Segment Start: The data
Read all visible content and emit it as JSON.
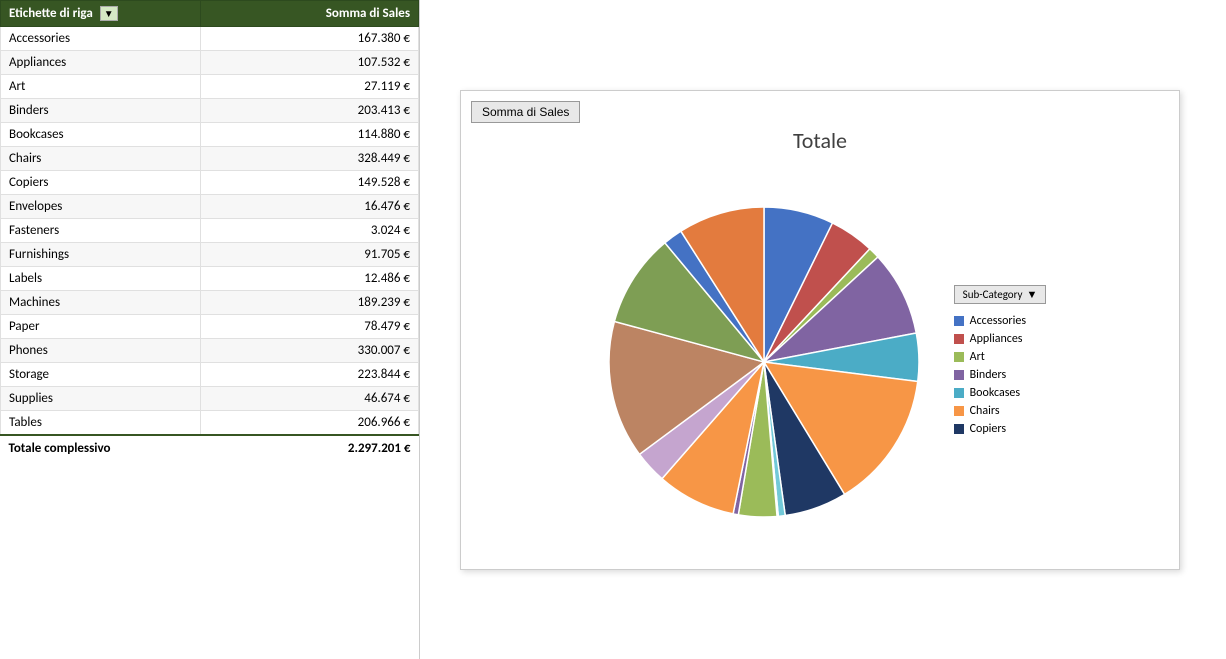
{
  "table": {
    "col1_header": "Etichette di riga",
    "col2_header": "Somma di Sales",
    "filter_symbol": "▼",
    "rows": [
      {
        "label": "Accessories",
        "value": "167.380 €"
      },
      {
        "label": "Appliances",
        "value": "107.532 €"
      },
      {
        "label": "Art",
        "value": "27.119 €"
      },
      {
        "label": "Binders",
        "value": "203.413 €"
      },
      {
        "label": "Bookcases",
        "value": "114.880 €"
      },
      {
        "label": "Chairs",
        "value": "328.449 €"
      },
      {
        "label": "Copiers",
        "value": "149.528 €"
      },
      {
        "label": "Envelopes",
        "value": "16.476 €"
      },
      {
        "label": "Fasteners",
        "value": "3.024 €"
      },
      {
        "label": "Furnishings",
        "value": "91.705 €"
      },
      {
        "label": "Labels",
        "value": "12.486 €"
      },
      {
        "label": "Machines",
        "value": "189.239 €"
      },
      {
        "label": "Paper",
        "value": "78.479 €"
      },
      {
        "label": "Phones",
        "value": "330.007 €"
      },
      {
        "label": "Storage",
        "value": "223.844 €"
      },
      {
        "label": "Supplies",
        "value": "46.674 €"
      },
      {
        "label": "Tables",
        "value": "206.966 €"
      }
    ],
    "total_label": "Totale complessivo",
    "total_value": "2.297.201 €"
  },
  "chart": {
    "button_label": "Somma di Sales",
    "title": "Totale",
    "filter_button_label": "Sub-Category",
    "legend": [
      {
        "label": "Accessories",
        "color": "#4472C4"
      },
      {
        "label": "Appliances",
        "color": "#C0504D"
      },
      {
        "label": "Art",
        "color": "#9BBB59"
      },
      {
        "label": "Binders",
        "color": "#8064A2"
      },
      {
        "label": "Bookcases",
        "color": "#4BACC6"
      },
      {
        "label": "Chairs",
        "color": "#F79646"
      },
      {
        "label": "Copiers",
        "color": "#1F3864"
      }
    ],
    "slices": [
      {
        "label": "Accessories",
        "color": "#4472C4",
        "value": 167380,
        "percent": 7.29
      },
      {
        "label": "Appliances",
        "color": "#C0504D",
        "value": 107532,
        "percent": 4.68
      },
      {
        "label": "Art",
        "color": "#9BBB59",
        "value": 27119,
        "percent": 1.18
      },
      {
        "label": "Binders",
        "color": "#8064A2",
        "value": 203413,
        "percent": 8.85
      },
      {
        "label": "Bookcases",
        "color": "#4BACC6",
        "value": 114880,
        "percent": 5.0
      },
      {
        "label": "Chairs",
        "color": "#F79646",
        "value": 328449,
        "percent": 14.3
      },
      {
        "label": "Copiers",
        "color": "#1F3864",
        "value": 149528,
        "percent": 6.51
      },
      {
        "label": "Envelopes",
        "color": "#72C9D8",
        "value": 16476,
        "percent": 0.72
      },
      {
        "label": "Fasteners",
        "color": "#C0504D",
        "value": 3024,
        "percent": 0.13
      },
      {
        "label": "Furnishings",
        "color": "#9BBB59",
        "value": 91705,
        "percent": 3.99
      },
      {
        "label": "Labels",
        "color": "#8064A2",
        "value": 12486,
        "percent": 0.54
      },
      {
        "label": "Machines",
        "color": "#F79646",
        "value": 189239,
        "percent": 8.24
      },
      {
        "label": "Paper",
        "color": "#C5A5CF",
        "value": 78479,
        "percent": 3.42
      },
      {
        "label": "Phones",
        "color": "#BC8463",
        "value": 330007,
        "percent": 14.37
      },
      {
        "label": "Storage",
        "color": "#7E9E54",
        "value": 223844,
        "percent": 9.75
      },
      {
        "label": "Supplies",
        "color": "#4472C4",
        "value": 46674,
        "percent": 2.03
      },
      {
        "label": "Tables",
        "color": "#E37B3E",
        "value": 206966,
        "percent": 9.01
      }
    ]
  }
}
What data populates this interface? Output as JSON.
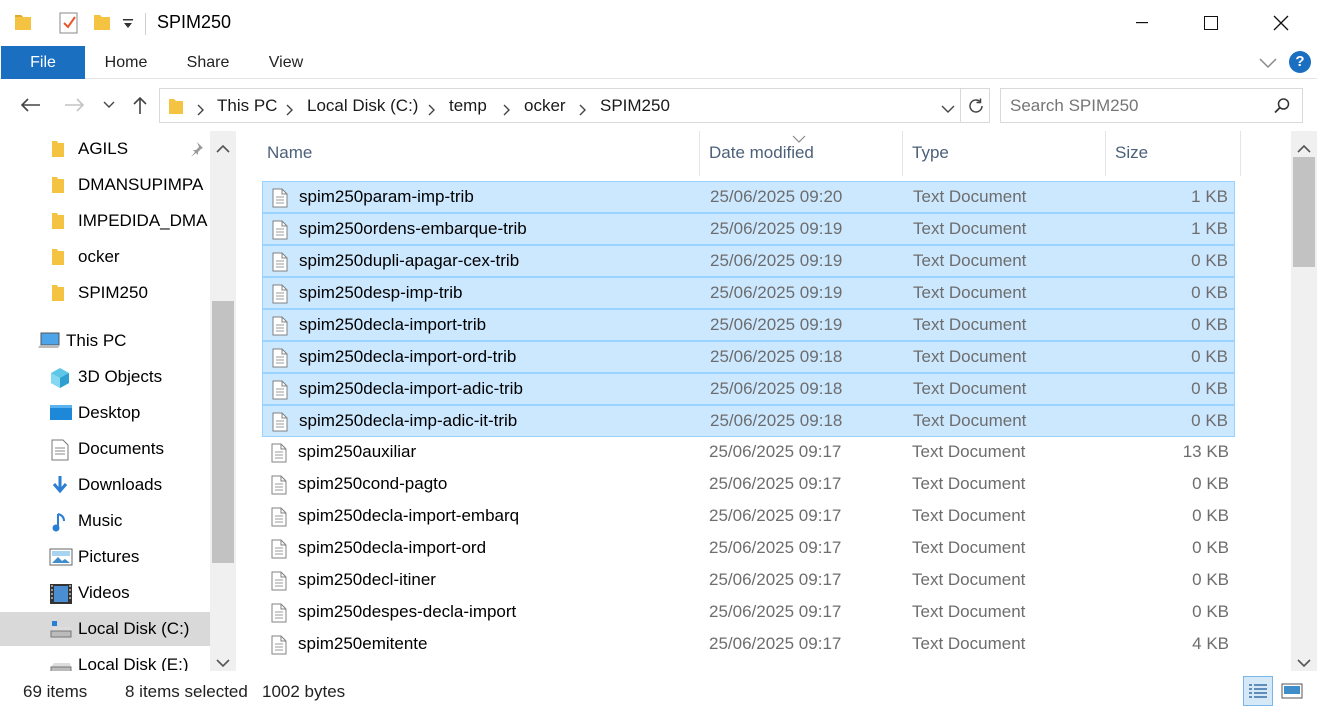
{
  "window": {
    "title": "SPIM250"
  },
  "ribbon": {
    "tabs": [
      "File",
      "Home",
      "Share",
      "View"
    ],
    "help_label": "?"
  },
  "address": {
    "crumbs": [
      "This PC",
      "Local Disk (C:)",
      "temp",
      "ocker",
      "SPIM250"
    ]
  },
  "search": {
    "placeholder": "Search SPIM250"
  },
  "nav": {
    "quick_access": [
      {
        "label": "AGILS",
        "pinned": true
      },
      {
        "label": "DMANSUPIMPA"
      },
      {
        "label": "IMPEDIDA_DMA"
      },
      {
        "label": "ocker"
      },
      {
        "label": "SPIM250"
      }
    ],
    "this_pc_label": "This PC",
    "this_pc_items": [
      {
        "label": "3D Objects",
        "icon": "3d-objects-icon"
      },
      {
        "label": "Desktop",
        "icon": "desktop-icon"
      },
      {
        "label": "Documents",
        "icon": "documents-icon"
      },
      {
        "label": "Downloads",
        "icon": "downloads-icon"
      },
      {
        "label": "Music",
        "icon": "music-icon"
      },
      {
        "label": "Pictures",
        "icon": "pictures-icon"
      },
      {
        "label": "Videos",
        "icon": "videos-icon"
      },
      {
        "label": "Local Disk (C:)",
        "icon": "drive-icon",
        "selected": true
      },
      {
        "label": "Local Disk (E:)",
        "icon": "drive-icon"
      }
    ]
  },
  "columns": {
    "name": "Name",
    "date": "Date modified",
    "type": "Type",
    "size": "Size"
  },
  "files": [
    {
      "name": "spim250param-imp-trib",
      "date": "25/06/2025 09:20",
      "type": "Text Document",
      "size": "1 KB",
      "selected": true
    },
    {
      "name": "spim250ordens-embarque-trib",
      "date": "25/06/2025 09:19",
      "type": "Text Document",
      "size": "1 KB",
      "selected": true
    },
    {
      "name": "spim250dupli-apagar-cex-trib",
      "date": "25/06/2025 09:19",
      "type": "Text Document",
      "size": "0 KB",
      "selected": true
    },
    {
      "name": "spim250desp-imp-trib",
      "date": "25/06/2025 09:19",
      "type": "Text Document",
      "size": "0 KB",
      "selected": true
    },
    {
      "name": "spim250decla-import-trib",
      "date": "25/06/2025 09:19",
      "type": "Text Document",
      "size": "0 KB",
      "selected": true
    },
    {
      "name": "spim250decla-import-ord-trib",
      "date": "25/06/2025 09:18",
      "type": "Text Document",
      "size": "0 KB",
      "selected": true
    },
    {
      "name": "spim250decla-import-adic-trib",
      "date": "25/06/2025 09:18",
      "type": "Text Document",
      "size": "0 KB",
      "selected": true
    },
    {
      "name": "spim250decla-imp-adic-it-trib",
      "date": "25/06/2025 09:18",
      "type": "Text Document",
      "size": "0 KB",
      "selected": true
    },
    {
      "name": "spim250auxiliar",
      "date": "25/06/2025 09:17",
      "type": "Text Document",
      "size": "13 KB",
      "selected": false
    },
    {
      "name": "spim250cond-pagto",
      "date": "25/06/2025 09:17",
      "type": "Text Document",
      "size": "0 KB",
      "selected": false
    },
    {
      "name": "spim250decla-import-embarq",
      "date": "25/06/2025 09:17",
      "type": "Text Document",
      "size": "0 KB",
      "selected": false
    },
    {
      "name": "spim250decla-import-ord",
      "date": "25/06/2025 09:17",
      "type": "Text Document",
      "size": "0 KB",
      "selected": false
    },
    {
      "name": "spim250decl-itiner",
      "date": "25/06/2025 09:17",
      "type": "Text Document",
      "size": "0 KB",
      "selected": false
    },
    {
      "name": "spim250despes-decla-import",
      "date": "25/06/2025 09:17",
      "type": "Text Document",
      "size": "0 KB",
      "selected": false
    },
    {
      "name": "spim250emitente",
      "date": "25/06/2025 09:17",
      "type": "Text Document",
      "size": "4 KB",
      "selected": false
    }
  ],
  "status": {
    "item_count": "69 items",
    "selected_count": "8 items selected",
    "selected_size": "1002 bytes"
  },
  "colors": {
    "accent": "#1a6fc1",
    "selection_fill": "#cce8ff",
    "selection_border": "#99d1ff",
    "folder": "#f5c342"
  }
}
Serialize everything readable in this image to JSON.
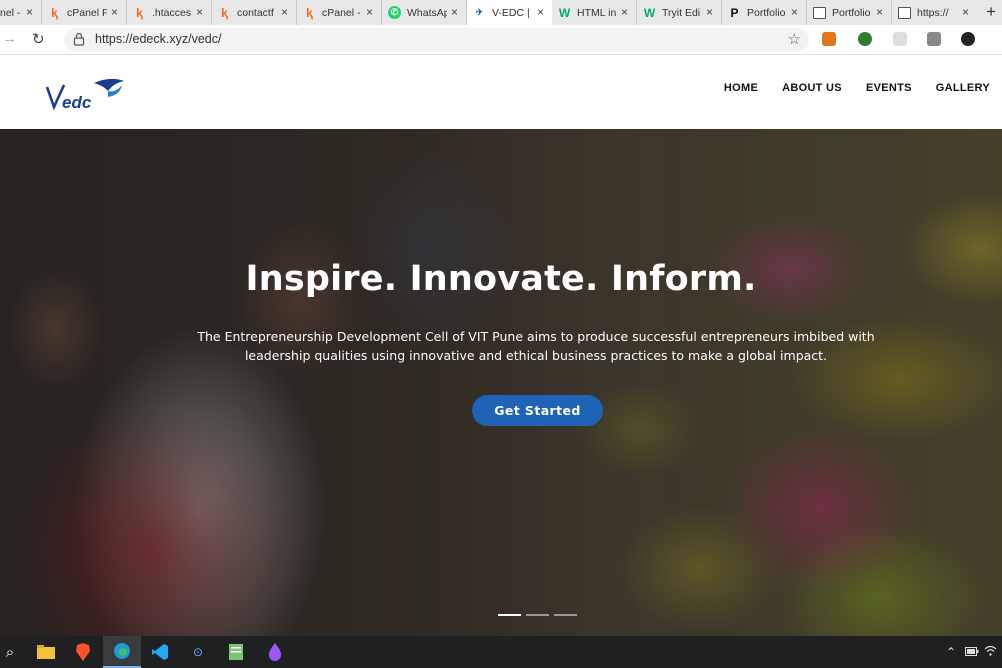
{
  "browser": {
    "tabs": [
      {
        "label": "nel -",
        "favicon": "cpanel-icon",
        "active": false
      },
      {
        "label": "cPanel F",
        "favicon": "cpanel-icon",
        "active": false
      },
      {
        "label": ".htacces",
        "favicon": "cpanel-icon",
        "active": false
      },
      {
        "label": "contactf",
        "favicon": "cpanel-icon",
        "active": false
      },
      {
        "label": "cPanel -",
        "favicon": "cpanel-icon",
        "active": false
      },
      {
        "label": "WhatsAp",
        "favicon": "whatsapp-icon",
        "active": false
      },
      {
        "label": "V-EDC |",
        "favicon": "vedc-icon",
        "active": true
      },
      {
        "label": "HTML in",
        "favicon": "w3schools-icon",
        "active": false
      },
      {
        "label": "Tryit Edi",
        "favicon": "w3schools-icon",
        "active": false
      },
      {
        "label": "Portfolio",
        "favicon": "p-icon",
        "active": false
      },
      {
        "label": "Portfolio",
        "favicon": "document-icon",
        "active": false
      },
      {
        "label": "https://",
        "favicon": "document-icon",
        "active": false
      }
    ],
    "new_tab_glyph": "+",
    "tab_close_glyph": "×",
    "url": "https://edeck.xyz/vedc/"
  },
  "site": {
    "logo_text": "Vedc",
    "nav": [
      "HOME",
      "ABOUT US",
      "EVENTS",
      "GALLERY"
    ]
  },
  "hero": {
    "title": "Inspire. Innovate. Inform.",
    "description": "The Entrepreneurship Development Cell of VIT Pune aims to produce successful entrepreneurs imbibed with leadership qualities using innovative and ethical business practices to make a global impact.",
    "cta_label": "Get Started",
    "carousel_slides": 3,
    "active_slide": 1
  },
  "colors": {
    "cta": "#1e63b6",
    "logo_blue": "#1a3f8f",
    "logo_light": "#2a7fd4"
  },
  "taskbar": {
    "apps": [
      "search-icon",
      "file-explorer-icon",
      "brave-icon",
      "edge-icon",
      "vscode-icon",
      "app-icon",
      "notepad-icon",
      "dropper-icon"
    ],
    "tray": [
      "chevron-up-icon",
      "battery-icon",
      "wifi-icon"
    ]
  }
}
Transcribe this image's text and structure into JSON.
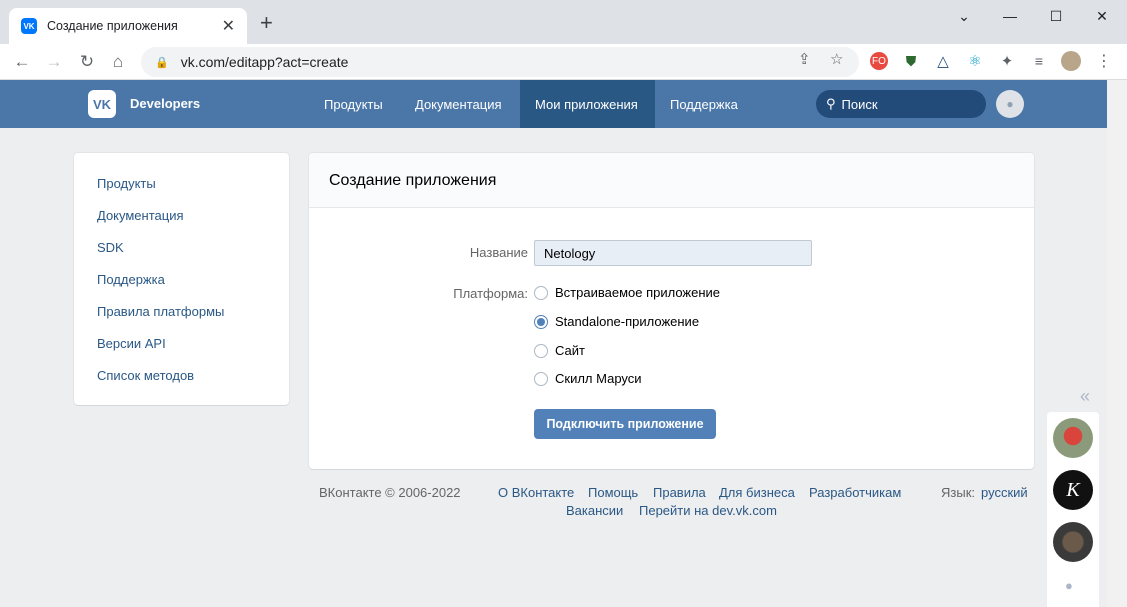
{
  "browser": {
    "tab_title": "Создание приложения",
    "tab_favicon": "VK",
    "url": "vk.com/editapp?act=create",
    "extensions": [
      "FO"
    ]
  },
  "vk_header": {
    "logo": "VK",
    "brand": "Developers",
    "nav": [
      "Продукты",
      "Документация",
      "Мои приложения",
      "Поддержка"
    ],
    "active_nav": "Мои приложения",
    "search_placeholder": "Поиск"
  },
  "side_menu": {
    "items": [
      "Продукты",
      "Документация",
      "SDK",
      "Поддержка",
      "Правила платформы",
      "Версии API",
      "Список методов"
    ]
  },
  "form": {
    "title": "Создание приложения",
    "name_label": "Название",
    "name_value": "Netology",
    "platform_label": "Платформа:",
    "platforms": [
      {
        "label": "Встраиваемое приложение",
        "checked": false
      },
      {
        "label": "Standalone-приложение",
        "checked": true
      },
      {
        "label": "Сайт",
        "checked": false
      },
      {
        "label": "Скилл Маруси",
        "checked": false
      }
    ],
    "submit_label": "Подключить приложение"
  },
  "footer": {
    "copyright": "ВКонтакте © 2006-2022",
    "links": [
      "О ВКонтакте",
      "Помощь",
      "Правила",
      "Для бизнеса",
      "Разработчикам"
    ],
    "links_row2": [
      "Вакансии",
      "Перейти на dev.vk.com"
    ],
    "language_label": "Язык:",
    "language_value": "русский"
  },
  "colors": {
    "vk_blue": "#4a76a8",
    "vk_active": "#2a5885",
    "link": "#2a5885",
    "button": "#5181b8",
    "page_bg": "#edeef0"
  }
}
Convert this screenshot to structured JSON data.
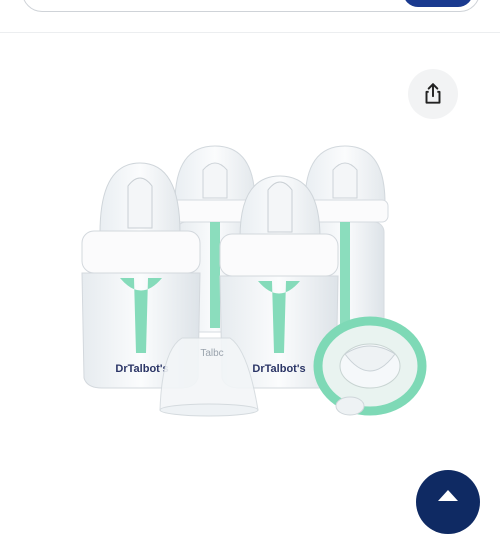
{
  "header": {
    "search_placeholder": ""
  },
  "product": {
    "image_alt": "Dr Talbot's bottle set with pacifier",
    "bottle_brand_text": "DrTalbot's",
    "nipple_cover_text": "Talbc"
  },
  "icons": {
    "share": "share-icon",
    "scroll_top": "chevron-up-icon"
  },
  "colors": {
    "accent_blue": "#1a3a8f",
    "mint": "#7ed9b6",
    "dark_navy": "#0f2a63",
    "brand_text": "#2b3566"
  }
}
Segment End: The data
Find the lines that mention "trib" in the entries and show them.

Answer space:
      "name": "spim250param-imp-trib",
      "name": "spim250ordens-embarque-trib",
      "name": "spim250dupli-apagar-cex-trib",
      "name": "spim250desp-imp-trib",
      "name": "spim250decla-import-trib",
      "name": "spim250decla-import-ord-trib",
      "name": "spim250decla-import-adic-trib",
      "name": "spim250decla-imp-adic-it-trib",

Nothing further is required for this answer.